The Washington's Post's Craig Timberg reported, "Google and the Federal Trade Commission are on the verge of a deal that would end a nearly two-year-old investigation into allegations of monopolistic behavior by implementing concessions that fall far short of what the company’s rivals have sought, said people familiar with the negotiations. Under the deal, which still requires the approval of the five-member commission, Google would agree to new limits on its ability to use snippets of content from other Web sites and would agree to make it easier for marketers to transfer their online ads to other services. But there would no action by the FTC on persistent claims that Google uses its power over the search market to hurt rival companies and give advantage to its own online services."
Fox News added, "The U.S. Federal Trade Commission could agree to end its investigation as soon as this week, in response to several voluntary changes that Google will agree to make to its search practices to satisfy some of the agency's concerns, according to one of the people briefed on the matter. That would mean Google wouldn't have to sign a so-called consent decree, a formal settlement with the agency in which the company would agree to certain terms, said the people familiar with the probe.
Bloomberg's Sara Forden observed, "An end to the probe without enforcement action would be a blow to competitors including Microsoft Corp. (MSFT), Yelp Inc., and Expedia Inc. An alliance of such e-commerce and Web-search companies have pressed the agency to act, claiming Google’s dominance of Internet search combined with favoring its own services in answers to queries violates antitrust laws."

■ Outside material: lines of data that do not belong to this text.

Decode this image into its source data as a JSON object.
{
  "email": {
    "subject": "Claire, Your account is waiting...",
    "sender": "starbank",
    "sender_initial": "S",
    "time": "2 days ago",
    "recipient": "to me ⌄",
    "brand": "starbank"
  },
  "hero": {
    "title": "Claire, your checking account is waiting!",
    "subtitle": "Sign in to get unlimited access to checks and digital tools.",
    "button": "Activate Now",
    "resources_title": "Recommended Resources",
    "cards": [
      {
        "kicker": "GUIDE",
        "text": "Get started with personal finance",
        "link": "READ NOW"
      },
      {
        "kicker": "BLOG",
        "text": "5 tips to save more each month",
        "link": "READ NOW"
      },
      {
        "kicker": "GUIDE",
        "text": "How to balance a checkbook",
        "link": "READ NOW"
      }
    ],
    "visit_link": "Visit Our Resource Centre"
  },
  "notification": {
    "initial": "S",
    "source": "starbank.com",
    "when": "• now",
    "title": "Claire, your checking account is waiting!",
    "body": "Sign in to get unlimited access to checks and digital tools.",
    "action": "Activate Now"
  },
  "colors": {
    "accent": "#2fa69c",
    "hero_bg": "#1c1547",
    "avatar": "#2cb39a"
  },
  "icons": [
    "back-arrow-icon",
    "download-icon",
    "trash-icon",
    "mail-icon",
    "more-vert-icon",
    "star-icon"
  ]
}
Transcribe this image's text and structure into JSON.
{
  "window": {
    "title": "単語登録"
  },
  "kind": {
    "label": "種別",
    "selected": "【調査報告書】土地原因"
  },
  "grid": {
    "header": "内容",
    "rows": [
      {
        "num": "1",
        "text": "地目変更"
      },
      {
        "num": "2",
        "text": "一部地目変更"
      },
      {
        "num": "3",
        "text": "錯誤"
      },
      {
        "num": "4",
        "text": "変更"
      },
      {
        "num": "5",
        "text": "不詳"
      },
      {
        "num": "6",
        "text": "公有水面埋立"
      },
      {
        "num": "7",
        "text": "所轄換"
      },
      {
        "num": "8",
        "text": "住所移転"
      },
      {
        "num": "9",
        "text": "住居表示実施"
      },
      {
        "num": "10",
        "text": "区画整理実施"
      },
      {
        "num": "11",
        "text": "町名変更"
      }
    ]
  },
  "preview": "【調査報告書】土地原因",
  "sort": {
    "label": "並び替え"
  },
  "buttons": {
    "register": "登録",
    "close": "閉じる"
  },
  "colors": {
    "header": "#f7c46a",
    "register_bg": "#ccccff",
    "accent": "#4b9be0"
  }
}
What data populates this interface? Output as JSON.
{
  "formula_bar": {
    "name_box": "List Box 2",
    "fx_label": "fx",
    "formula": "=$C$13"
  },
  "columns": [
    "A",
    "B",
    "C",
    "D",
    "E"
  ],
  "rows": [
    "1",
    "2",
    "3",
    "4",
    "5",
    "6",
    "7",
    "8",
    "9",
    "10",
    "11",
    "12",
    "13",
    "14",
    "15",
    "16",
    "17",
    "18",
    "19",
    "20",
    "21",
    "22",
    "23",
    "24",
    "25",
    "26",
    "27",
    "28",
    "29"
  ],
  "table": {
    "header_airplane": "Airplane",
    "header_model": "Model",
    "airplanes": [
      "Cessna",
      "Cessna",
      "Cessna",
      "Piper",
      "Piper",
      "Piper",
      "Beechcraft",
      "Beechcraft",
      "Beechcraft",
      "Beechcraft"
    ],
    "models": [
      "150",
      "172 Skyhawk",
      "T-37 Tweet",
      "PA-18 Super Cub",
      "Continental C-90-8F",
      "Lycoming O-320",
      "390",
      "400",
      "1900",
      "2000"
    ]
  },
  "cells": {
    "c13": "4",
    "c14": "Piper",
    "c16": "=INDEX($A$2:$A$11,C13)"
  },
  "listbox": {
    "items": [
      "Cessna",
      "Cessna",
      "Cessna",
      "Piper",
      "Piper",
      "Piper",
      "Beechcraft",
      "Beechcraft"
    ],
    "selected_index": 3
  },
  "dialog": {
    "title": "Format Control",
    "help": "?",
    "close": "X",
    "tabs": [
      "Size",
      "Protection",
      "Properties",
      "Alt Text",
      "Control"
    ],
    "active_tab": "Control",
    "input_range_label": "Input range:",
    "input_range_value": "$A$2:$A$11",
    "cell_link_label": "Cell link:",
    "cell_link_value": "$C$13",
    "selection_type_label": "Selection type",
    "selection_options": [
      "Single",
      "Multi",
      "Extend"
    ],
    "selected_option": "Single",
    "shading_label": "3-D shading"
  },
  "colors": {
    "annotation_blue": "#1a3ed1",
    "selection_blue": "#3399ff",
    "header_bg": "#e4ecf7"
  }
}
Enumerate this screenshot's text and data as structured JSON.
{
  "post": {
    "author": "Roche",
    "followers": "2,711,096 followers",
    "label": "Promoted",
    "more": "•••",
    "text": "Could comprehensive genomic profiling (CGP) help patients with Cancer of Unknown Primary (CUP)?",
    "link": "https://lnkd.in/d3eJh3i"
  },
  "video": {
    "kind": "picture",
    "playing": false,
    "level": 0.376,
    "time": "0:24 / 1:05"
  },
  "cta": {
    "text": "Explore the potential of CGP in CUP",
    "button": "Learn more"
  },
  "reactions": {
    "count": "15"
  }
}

Politico's Elizabeth Wasserman noted, "The FTC is also preparing to enter into a settlement with Google on a related case over how the company uses its acquired stockpile of patents against competitors, as POLITICO reported last week. Under the patent agreement, Google will curtail using key patents it picked up when it purchased Motorola Mobility to block competitors infringing those patents from getting their products to the market, although there are exceptions, sources said."